Each entry should be written out once more, exactly as given below.

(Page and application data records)
___

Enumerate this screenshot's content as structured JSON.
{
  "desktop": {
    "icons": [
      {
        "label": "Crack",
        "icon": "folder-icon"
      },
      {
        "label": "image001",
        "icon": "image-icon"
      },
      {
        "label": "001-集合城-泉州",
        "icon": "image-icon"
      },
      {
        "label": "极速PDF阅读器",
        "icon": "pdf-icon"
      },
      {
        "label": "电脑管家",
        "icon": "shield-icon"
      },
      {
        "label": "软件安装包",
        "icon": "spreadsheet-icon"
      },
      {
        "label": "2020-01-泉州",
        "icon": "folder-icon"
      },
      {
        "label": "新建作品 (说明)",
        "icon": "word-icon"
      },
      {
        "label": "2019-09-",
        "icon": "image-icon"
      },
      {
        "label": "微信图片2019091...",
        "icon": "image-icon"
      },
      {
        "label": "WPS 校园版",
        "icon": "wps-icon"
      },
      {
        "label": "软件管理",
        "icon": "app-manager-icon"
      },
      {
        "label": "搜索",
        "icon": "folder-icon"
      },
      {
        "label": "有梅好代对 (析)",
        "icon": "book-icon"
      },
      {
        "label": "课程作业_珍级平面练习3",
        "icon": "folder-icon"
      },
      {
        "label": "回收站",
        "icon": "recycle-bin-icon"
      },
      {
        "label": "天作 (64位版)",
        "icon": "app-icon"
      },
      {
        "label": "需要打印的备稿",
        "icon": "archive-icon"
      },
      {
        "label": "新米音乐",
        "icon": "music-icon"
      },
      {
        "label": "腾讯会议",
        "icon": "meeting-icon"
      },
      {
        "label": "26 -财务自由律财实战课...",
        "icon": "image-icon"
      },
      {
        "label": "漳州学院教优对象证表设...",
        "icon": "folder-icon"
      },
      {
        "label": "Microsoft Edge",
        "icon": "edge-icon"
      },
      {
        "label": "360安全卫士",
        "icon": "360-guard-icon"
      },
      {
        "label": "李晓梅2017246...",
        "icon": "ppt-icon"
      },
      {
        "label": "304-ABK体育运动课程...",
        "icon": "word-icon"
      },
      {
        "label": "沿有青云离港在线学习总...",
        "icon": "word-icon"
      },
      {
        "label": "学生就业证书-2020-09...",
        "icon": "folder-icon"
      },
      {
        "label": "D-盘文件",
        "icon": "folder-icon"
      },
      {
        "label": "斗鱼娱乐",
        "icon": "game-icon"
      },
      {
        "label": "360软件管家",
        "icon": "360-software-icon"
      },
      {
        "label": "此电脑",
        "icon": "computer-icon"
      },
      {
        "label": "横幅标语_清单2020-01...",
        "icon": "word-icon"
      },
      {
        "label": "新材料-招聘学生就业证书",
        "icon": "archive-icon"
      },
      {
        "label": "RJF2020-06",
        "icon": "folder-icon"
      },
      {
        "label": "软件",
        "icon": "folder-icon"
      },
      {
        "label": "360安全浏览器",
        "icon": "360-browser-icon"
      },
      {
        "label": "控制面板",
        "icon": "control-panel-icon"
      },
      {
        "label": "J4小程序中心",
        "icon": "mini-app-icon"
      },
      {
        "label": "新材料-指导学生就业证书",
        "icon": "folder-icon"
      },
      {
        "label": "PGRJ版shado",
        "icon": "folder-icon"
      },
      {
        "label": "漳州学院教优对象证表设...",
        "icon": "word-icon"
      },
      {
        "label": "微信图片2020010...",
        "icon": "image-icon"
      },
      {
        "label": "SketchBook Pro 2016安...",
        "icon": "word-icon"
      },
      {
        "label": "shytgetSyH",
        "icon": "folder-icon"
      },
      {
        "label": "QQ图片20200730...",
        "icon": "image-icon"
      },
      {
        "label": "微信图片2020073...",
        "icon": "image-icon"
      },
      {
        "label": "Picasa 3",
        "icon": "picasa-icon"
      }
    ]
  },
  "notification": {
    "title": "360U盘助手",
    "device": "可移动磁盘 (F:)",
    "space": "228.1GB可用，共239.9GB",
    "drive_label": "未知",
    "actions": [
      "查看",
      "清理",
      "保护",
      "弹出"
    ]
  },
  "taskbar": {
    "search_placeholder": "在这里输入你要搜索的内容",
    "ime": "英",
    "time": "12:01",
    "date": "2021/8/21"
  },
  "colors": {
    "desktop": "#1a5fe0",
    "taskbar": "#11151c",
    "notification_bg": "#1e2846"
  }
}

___

■ Answer to this task ■
Enumerate this screenshot's content as structured JSON.
{
  "desktop": {
    "icons": [
      {
        "label": "Crack",
        "icon": "folder-icon"
      },
      {
        "label": "image001",
        "icon": "image-icon"
      },
      {
        "label": "001-集合城-泉州",
        "icon": "image-icon"
      },
      {
        "label": "极速PDF阅读器",
        "icon": "pdf-icon"
      },
      {
        "label": "电脑管家",
        "icon": "shield-icon"
      },
      {
        "label": "软件安装包",
        "icon": "spreadsheet-icon"
      },
      {
        "label": "2020-01-泉州",
        "icon": "folder-icon"
      },
      {
        "label": "新建作品 (说明)",
        "icon": "word-icon"
      },
      {
        "label": "2019-09-",
        "icon": "image-icon"
      },
      {
        "label": "微信图片2019091...",
        "icon": "image-icon"
      },
      {
        "label": "WPS 校园版",
        "icon": "wps-icon"
      },
      {
        "label": "软件管理",
        "icon": "app-manager-icon"
      },
      {
        "label": "搜索",
        "icon": "folder-icon"
      },
      {
        "label": "有梅好代对 (析)",
        "icon": "book-icon"
      },
      {
        "label": "课程作业_珍级平面练习3",
        "icon": "folder-icon"
      },
      {
        "label": "回收站",
        "icon": "recycle-bin-icon"
      },
      {
        "label": "天作 (64位版)",
        "icon": "app-icon"
      },
      {
        "label": "需要打印的备稿",
        "icon": "archive-icon"
      },
      {
        "label": "新米音乐",
        "icon": "music-icon"
      },
      {
        "label": "腾讯会议",
        "icon": "meeting-icon"
      },
      {
        "label": "26 -财务自由律财实战课...",
        "icon": "image-icon"
      },
      {
        "label": "漳州学院教优对象证表设...",
        "icon": "folder-icon"
      },
      {
        "label": "Microsoft Edge",
        "icon": "edge-icon"
      },
      {
        "label": "360安全卫士",
        "icon": "360-guard-icon"
      },
      {
        "label": "李晓梅2017246...",
        "icon": "ppt-icon"
      },
      {
        "label": "304-ABK体育运动课程...",
        "icon": "word-icon"
      },
      {
        "label": "沿有青云离港在线学习总...",
        "icon": "word-icon"
      },
      {
        "label": "学生就业证书-2020-09...",
        "icon": "folder-icon"
      },
      {
        "label": "D-盘文件",
        "icon": "folder-icon"
      },
      {
        "label": "斗鱼娱乐",
        "icon": "game-icon"
      },
      {
        "label": "360软件管家",
        "icon": "360-software-icon"
      },
      {
        "label": "此电脑",
        "icon": "computer-icon"
      },
      {
        "label": "横幅标语_清单2020-01...",
        "icon": "word-icon"
      },
      {
        "label": "新材料-招聘学生就业证书",
        "icon": "archive-icon"
      },
      {
        "label": "RJF2020-06",
        "icon": "folder-icon"
      },
      {
        "label": "软件",
        "icon": "folder-icon"
      },
      {
        "label": "360安全浏览器",
        "icon": "360-browser-icon"
      },
      {
        "label": "控制面板",
        "icon": "control-panel-icon"
      },
      {
        "label": "J4小程序中心",
        "icon": "mini-app-icon"
      },
      {
        "label": "新材料-指导学生就业证书",
        "icon": "folder-icon"
      },
      {
        "label": "PGRJ版shado",
        "icon": "folder-icon"
      },
      {
        "label": "漳州学院教优对象证表设...",
        "icon": "word-icon"
      },
      {
        "label": "微信图片2020010...",
        "icon": "image-icon"
      },
      {
        "label": "SketchBook Pro 2016安...",
        "icon": "word-icon"
      },
      {
        "label": "shytgetSyH",
        "icon": "folder-icon"
      },
      {
        "label": "QQ图片20200730...",
        "icon": "image-icon"
      },
      {
        "label": "微信图片2020073...",
        "icon": "image-icon"
      },
      {
        "label": "Picasa 3",
        "icon": "picasa-icon"
      }
    ]
  },
  "notification": {
    "title": "360U盘助手",
    "device": "可移动磁盘 (F:)",
    "space": "228.1GB可用，共239.9GB",
    "drive_label": "未知",
    "actions": [
      "查看",
      "清理",
      "保护",
      "弹出"
    ]
  },
  "taskbar": {
    "search_placeholder": "在这里输入你要搜索的内容",
    "ime": "英",
    "time": "12:01",
    "date": "2021/8/21"
  },
  "colors": {
    "desktop": "#1a5fe0",
    "taskbar": "#11151c",
    "notification_bg": "#1e2846"
  }
}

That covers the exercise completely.